IRS Targeted Political Groups, But DOJ Declines to File Criminal Charges
An October report by the U.S. Treasury Inspector General for Tax Administration (TIGTA) concludes the Internal Revenue Service (IRS) improperly targeted political groups.
After examination of nine years of nonprofit organizations’ applications for tax-exempt status, an October report by the U.S. Treasury Inspector General for Tax Administration (TIGTA) concludes the Internal Revenue Service (IRS) improperly targeted political groups.
Beginning in 2010, employees of IRS’ Exempt Organizations (EO) division, under the supervision of Lois Lerner, singled out organizations for special examination based on a group’s name or assumed policy positions.
Lerner and her employees used a “be on the lookout” (BOLO) list to select tax-exempt applicants for increased scrutiny, requesting members’ financial records, speeches, and other documentation.
TIGTA determined the actions violated IRS policies. The IRS sweeps also included liberal groups whose names included the targeted words and phrases.
No Charges Filed
TIGTA’s report comes one month after the U.S. Department of Justice DOJ announced its decision not to file charges against Lerner for her role in the scandal.
On September 8, U.S. Department of Justice (DOJ) Assistant Attorney General Stephen Boyd, appointed by President Donald Trump in April, sent a letter to House Committee on Ways and Means Committee chairman Congressmen Kevin Brady (R-TX) and Tax Policy Subcomittee Peter Roskam (R-IL), announcing DOJ’s decision against pursuing charges against Lerner.
“Further, the Department concluded that the IRS’ mishandling of tax-exempt applications disproportionately impacted applicants affiliated with Tea Party groups and similar organizations,” Boyd wrote. “However, the Department reported that its investigation had not uncovered evidence of criminal intent by any IRS official. The Department therefore stated that it was closing the investigation and would not pursue criminal charges.”
Disagrees with DOJ
Roskam says he’s convinced Lerner broke at least one federal law.
“She likely violated section 1663 of the IRS code, which makes a law so that no one can have access to taxpayer information outside of the Internal Revenue Service,” Roskam said. “By using her own personal email, she put personal, confidential and private taxpayer information at risk.”
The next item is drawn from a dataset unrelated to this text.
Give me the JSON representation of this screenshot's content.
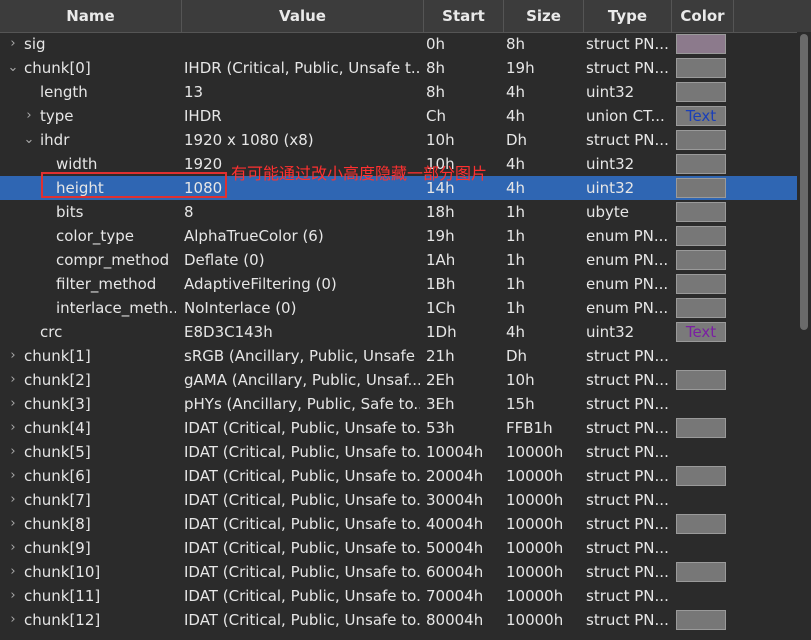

DOJ’s decision to let Lerner skate was surprising, Roskam says.
“Her conduct rose to a level that was so provocative, and the evidence we found was so overwhelming, that I was quite surprised by the attorney general’s response not to move forward.”
There may be good reasons for DOJ’s decision to end the case, says Allen Mendenhall, associate dean and executive director of Faulkner University’s Blackstone & Burke Center for Law and Liberty.
“It’s common for prosecutors to drop an investigation if they determine they can’t get charges to stick,” Mendenhall said. “Maybe that’s what happened here, or maybe others working for [Attorney General Jeff] Sessions were concerned about the appearance of politicizing DOJ, in the same way they would be charging Lerner with politicizing the IRS.”
Prosecuting Lerner might have set a bad political precedent, Mendenhall says.
“For government agencies to maintain their legitimacy, they can’t be seen as arms of political parties that change as the leadership changes, so perhaps appearances factored into the decision,” Mendenhall said. “If the DOJ of the current administration were to prosecute the leaders of previous administration, then a precedent would be set for future administrations to prosecute the leaders of previous administrations whenever there’s a change in party leadership,”
Calls for More Oversight
Listening to voters’ concerns and more aggressive congressional oversight of the executive branch are two ways Congress can help prevent government abuse, Roskam says.
“We need to listen to constituents who bring concerns to our attention and use the oversight tools Congress has not only in oversight committees but also in appropriation committees,” Roskam said.
The IRS scandal may not matter much to the many people who have been conditioned to expect the federal government to be abusive, Mendenhall says.
“We’ve been conditioned and habituated to accept as normal these instances of government excess and abuse,” Mendenhall said. “At this point, many people are already skeptical of the IRS and do not like being taxed. It’s not clear to me, however, that this eroded credibility will affect the everyday thinking of ordinary citizens going about their quotidian routines.”